It’s going to take an awful lot of public participation in the regional official plan (ROP) review to outweigh the demands of developers, who typically end up with the most say in perpetuating sprawl, congestion and the other negatives of growth.
Call it the public interest over self-interest. Unfortunately, the latter typically wins.
The developers employee lobbying techniques, legal action and hired help to fight or simply wait out the public good. What local politicians don’t acquiesce to, the courts and provincial government will hand over to those with the deepest pockets.
In drafting a new official plan, the region sees unchecked population growth – to 835,000 by 2041, an increase of 300,000 over 25 years since the 2016 census – and commensurate development levels. There will be some debate about the nature of that development, but we can expect to be crammed into a dwindling amount of space, with no upside to the quality of life, nor any savings on ever-increasing tax bills.
Such growth in the region is still bound to put pressures on available land, especially in the townships where farms are still the norm.
On the growth and expansion front, the region has its growth management strategy in place, calling for fewer greenfield developments and more intensification in the downtown cores of the three cities. Attached to that goal is the unloved light rail transit scheme designed to encourage public transit over private automobiles, to little avail.

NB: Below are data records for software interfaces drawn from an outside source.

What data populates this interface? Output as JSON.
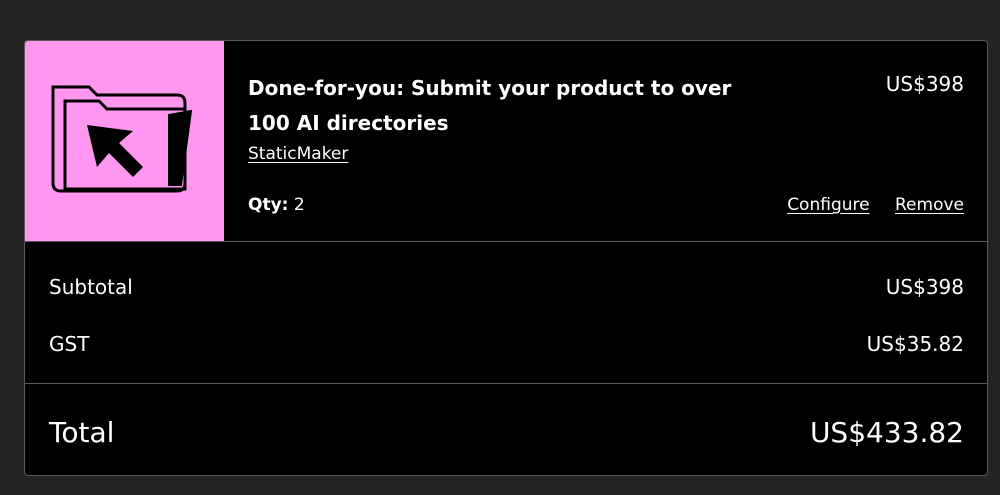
{
  "item": {
    "title": "Done-for-you: Submit your product to over 100 AI directories",
    "price": "US$398",
    "seller": "StaticMaker",
    "qty_label": "Qty:",
    "qty_value": "2",
    "configure_label": "Configure",
    "remove_label": "Remove",
    "thumbnail_icon": "folder-cursor-icon",
    "thumbnail_color": "#ff97f0"
  },
  "summary": {
    "subtotal_label": "Subtotal",
    "subtotal_value": "US$398",
    "tax_label": "GST",
    "tax_value": "US$35.82",
    "total_label": "Total",
    "total_value": "US$433.82"
  }
}
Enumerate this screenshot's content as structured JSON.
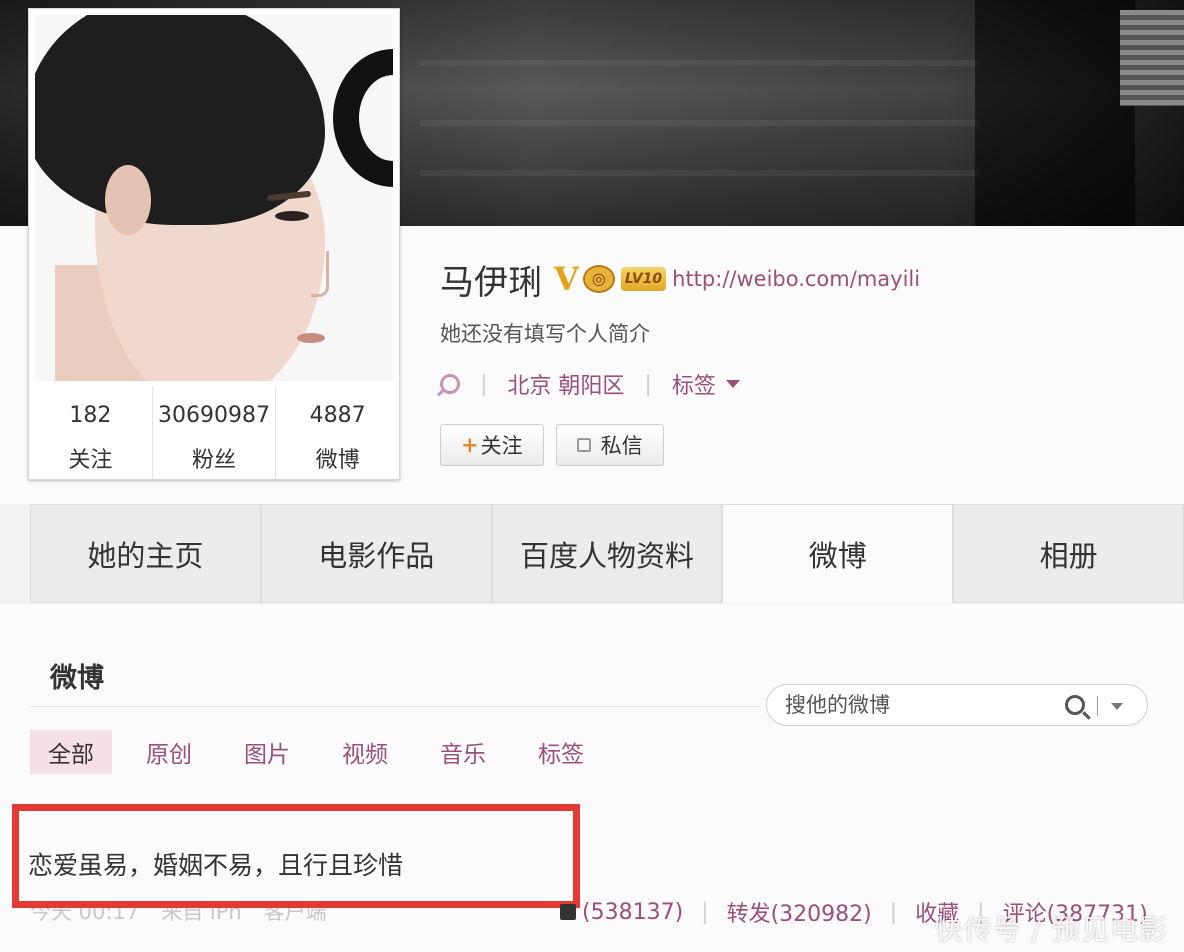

On the growth front, the township will continue to be squeezed by the perceived need for growth and the push to retain the small-town feel and rural qualities that brings new people here in the first place.
Much of the problem stems from ever-increasing density requirements forced on municipalities by a Toronto-centric provincial government. Policies that decrease lot sizes and demand higher density housing then exacerbate traffic and parking issues that are already getting worse, even in a small town like Elmira.
In grouping the homes more closely, planners achieve a number of goals: using less land, reducing the infrastructure (particularly water and sewer pipes) needed to service the homes and, ideally, reducing the need for cars.
But the densities don’t mesh well with existing neighbourhoods, a problem for which the province cares not one whit, leaving municipalities to deal with the fallout.
The suburbs of old have come under fire for the sprawl and isolation they represent. New thinking, previously endorsed and enforced by the province, calls for more integrated neighbourhoods where people can live, shop and work in close proximity, perhaps even doing so on foot or bicycle rather than depending on the personal automobile.
That remains something of an elusive dream in this area. And price more than anything has dictated smaller lot sizes. Most of us, it seems, still want a big lot and big house away from what we see as the downside of higher density urban living. But skyrocketing land prices and soaring taxes and charges on development have driven up costs such that 80- and 100-foot frontages are beyond the means of many as house prices outstrip inflation and incomes.
As with public transit, higher densities and mixed communities are fine for the other guy.
In their ideal form, the mixed developments proposed by developers offer many benefits. The pattern of sprawl we’ve seen in cities since the Second World War has come with many downsides. Urban sprawl contributes to the degradation of our natural environment, air quality and water resources, as well as the consumption of agricultural lands and other natural resources so critical to the future economy.
Whatever the future, better it is shaped in the public interest of the residents, than in the financial interest of the few.